January 6, 2014

Indiana residents warned to stay home amid freeze

Associated Press

INDIANAPOLIS — Indiana authorities had a simple message Monday for anyone considering braving the state’s icy roads, biting winds and subzero temperatures: Stay home.

Many of the state’s schools, businesses and municipal offices remained closed with much of the state blanketed in about a foot of snow that fell Sunday and with wind chills through Tuesday that could reach a deadly 45 degrees below zero, according to the National Weather Service.

“I know the roads look clear, the sun’s out and it all looks nice,” Indianapolis Mayor Greg Ballard said Monday. “But it’s still minus 40 in wind chill — deadly temperatures. So we want to be very, very careful.”

Emergency officials warned people to stay off the roads, many of which were rendered impassable because of the snow and wind. At least one person has died from a crash on snow-covered roads.

Highway officials have closed two major highways in northwestern Indiana — Interstate 65 between Lafayette and Merrillville and I-80/94 from the Illinois state line to Michigan City — along with many state and local roads.

Indiana Department of Homeland spokesman John Erickson said National Guard crews were contributing highway and roadside assistance and helping emergency medical services reach patients.

Most counties in the northern two-thirds of the state issued warnings asking everyone except emergency workers to avoid travel.

Erickson said even some emergency vehicles were having trouble in the snow.

“If you have to be out today, use common sense,” he said.

Temperatures reached 14 below zero in Indianapolis with a wind chill of minus-39 Monday morning. It reached 12 below zero in Fort Wayne and Terre Haute — and even 2 below zero in Evansville in far southern Indiana.

Indiana’s major electricity providers reported more than 40,000 power outages around the state after Sunday’s snowstorm, which packed 35 mph wind gusts and caused many tree limbs to fall on power lines.

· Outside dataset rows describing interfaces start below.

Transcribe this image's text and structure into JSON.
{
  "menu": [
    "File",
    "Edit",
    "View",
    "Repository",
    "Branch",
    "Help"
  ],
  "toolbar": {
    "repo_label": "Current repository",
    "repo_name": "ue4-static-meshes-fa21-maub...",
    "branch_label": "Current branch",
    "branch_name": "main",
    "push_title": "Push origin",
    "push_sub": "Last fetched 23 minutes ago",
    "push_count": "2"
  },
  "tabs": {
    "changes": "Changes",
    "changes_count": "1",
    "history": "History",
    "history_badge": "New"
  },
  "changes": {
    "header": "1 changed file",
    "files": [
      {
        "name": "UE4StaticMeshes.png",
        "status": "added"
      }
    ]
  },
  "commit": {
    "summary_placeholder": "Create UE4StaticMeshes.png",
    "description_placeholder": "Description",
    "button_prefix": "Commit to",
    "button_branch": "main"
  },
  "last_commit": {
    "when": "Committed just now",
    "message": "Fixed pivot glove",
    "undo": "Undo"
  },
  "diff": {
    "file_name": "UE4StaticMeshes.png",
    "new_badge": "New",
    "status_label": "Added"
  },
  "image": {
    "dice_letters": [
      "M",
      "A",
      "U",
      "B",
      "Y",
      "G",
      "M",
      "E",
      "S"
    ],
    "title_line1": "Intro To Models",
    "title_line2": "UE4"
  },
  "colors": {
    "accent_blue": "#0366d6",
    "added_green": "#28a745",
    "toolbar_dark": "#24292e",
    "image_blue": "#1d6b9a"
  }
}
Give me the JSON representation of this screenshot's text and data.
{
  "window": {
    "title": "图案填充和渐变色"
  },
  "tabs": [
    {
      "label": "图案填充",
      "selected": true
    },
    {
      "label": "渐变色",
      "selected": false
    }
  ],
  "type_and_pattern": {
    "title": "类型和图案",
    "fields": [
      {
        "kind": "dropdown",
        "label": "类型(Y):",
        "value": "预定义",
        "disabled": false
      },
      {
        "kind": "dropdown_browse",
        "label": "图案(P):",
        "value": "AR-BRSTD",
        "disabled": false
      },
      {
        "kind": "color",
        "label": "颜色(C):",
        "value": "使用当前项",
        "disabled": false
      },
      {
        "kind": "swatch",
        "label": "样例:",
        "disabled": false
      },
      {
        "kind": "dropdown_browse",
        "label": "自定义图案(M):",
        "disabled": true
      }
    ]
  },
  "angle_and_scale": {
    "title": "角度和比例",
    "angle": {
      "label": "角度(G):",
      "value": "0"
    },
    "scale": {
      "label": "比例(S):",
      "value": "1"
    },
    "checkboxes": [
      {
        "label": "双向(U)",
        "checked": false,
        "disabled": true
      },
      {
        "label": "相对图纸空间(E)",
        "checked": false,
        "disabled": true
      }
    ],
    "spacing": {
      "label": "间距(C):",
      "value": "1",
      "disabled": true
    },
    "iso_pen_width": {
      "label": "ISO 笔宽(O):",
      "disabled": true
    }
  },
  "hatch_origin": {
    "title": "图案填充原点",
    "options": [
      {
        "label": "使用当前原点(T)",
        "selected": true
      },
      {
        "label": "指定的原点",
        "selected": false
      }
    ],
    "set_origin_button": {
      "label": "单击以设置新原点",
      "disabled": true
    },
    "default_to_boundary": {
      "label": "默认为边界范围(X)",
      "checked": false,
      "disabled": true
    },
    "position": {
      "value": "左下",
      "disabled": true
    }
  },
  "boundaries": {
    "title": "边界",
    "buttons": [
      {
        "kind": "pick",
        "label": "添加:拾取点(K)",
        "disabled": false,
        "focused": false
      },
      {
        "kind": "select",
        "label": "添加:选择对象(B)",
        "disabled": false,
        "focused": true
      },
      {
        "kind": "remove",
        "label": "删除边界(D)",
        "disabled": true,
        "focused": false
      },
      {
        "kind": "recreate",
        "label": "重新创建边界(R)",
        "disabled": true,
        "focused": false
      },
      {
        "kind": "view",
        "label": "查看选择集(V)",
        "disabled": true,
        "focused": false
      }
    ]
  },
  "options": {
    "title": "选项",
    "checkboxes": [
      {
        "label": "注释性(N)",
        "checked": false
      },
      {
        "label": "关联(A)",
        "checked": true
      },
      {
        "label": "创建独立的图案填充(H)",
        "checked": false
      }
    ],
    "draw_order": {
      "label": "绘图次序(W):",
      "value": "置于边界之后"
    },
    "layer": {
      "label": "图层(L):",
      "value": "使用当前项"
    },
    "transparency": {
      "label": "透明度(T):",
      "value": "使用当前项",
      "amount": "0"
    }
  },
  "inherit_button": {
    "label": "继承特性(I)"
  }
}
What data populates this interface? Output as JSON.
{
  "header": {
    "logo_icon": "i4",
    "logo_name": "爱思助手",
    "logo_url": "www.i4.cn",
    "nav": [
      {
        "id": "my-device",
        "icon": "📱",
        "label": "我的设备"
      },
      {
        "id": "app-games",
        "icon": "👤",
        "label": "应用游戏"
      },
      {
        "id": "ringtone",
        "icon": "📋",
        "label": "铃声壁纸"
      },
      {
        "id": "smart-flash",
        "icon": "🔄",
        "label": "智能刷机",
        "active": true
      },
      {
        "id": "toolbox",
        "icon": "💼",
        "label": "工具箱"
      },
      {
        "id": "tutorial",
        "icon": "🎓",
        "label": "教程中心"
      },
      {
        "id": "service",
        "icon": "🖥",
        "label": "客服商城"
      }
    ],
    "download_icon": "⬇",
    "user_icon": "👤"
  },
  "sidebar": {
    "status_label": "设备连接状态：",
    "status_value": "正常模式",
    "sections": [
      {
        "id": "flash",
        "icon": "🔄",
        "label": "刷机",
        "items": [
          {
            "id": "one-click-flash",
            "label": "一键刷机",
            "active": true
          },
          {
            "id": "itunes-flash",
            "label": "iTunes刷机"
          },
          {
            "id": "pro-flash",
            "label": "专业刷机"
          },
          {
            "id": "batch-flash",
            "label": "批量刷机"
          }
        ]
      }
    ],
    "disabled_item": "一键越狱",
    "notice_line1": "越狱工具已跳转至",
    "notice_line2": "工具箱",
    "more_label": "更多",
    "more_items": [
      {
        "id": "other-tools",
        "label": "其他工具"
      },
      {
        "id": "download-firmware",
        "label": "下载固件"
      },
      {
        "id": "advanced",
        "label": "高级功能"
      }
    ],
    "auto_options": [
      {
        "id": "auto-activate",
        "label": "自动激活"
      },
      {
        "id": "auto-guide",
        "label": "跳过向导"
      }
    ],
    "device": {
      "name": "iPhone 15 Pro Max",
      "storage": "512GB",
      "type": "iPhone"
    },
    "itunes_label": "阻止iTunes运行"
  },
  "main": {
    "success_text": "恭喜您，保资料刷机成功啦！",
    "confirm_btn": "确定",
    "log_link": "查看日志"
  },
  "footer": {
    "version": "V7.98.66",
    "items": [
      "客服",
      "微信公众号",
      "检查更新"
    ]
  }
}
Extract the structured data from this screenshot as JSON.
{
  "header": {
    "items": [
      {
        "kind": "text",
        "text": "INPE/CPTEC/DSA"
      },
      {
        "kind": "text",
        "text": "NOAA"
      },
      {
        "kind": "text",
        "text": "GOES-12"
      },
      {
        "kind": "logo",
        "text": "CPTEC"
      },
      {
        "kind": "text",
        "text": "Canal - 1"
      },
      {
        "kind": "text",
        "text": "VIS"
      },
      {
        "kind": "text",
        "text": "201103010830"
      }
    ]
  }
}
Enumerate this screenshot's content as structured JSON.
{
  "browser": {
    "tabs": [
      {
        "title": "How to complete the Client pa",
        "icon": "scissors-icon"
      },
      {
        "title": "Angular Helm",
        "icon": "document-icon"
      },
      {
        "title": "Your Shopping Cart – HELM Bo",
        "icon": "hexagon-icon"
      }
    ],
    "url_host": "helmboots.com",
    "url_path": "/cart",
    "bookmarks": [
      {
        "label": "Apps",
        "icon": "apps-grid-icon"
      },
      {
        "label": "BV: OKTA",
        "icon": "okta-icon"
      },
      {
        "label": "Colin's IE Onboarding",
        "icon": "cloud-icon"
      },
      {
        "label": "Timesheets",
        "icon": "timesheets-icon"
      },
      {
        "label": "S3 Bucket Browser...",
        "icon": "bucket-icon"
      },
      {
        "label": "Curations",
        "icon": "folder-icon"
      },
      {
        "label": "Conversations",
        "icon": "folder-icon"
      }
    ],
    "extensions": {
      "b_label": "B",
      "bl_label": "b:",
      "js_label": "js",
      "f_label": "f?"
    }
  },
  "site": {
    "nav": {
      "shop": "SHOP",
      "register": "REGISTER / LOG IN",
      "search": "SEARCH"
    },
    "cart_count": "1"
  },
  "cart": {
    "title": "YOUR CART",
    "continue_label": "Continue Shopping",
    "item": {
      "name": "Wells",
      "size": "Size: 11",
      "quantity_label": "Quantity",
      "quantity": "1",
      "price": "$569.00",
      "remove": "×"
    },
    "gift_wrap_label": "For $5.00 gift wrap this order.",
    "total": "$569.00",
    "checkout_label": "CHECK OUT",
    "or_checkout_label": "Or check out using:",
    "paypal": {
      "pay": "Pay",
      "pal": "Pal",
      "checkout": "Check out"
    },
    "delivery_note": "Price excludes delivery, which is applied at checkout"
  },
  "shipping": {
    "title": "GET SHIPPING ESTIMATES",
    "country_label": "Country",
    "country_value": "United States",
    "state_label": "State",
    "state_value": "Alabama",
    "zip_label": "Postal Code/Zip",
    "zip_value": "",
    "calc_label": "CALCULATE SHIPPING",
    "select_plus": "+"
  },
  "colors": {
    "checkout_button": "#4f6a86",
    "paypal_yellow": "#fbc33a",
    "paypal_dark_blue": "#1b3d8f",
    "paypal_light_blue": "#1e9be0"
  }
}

Indianapolis had the most outages, with power still out for nearly 27,000 homes and businesses as of Monday morning. A couple thousand outages each were reported in the Terre Haute area and central Indiana’s Tipton County.

Ann Gregson, a spokeswoman for the American Red Cross’ Indianapolis region, said that more than 100 people — and likely considerable more — had checked in to one of the state’s 14 Red Cross shelters.

She said a shelter in Lafayette received 60 people who began arriving in the early morning hours of Monday after being driven from their homes by power outages.

Much of the power was out Monday morning in the small Tipton County community of Sharpsville, about 30 miles north of Indianapolis. Tipton County emergency management director Chuck Bell told WTHR-TV that most of the town’s residents decided to stay home but that some were helped to shelters.

Indianapolis’ highways and major streets were largely empty of traffic Monday morning after Ballard issued the city’s first red level travel warning since a blizzard paralyzed the city in January 1978.

Ballard said he was lifting that ban at noon Monday, but wants schools and businesses in the city to remain closed through Tuesday until the worst of the severe cold passes.

State police said 41-year-old Christopher Hutchings of Richmond died Sunday in a crash at U.S. 40 and Indiana 3 in eastern Indiana’s Henry County. His car was traveling too fast on the snow-covered road and slid into the path of a pickup truck, police said.


Associated Press writers Tom LoBianco and Tom Davies in Indianapolis contributed to this report.